One parcel carrier recently reported domestic operating profit increased 31%, while another reported net income up 33%. Shippers need to be able to manage the impact that these improved carrier margins are having on their transportation expense.

If you are not concerned about the increased margins your parcel carriers are reporting, (on a lower revenue base) you should be. The impact of having just two primary parcel carriers is starting to be felt by shippers. This is especially the case now that the market place wars with their predatory parcel pricing have subsided. Barring a recession, we believe the trend of increased carrier margins will continue unless parcel shippers recognize this as a call to action. 

The carriers say that they are focused on selling “value”. That is fine if the provided value added services are services that a shipper needs. Selling value can also be interpreted as code for increased pricing which is typically the real story. More often than not these values do not translate to true benefits to shippers, only higher costs. 

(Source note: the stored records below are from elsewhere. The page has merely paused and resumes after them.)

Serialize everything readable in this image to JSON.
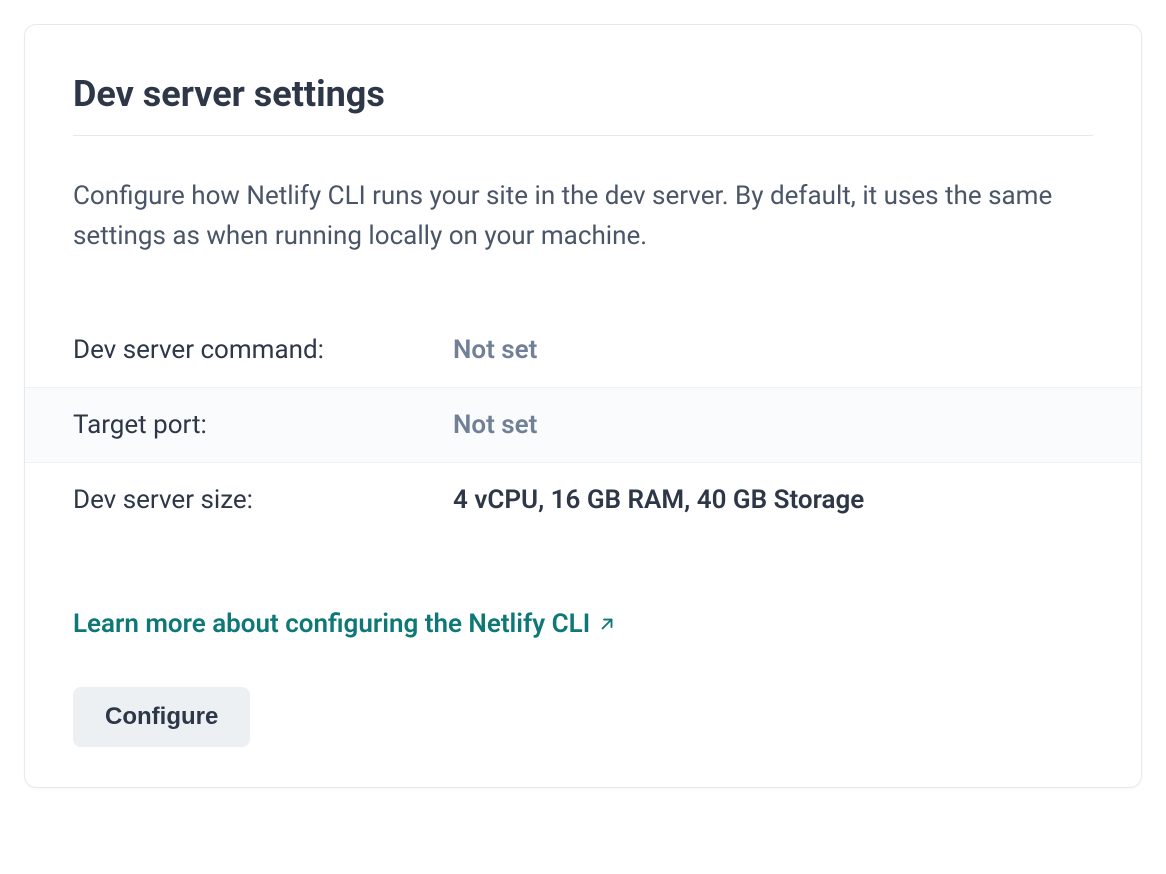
{
  "card": {
    "title": "Dev server settings",
    "description": "Configure how Netlify CLI runs your site in the dev server. By default, it uses the same settings as when running locally on your machine.",
    "settings": {
      "command_label": "Dev server command:",
      "command_value": "Not set",
      "port_label": "Target port:",
      "port_value": "Not set",
      "size_label": "Dev server size:",
      "size_value": "4 vCPU, 16 GB RAM, 40 GB Storage"
    },
    "learn_link": "Learn more about configuring the Netlify CLI",
    "configure_button": "Configure"
  }
}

Here is an example: 
On August 15th UPS announced it has significantly expanded the number of locations in the United States that can receive delivery of UPS Next Day Air® Early A.M.® packages. UPS has recently added or improved coverage on approximately 1,300 ZIP codes, which place UPS ahead of all its competitors in offering guaranteed early morning delivery services. There may be some shippers that will recognize this as a value added service. However, most shippers must recognize the premium cost for this type of service. They also need to ensure this type of service is not abused and truly adds value that their customers will recognize and appreciate. Too often premium services are used only to have the package meander thru a client’s internal delivery process mitigating the value of this premium service.
Let’s take a look at some of the “margin improvement” programs that carriers have put into play. A great deal of the country is now covered by DAS or Extended Area Surcharges. It is difficult not to incur these charges if you are a nationwide shipper. What is even more glaring is how the cost of this accessorial charge continues to increase each year.

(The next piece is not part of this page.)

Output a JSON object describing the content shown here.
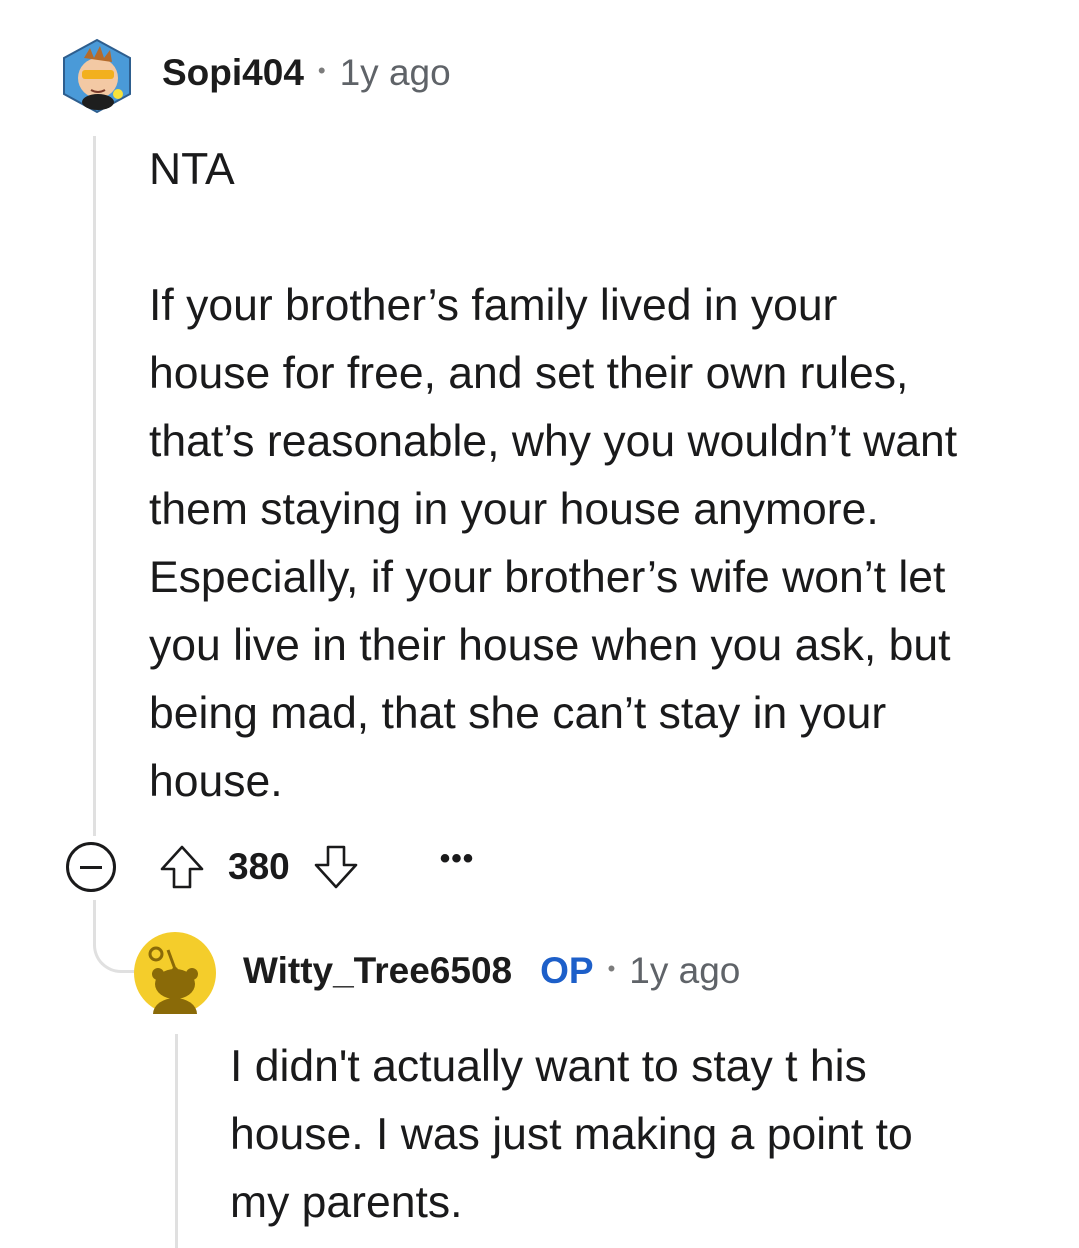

The changes by both parcel carriers to their DIM factors are another example of a margin improvement program. A call to a large carton distributor revealed the following. If their most popular sized boxes are packed to with the weight they were designed for the carton would be subject to DIM weight charges. 

General rate increases are starting to have more of an impact on shippers, especially large shippers, than they have in the past. Carriers are not rolling over on these incremental charges when challenged by their key clients as they have in the past. 

You also have to take into consideration the fact that shipping characteristics are changing. Companies are reducing the quantity of product kept on hand resulting in lower shipment weights and more frequent deliveries that travel shorter distances. As a result more shipments classified as “net minimum charge.” These are shipments to which discounts are not applied. 

If you want to avoid these and other margin increase programs, call Joyce Rose at Data2Logistics at 239 425 8081 or email her at and tell her you want to learn more about how Data2Logistics can help you improve your margins rather than see your parcel carriers’ margins grow.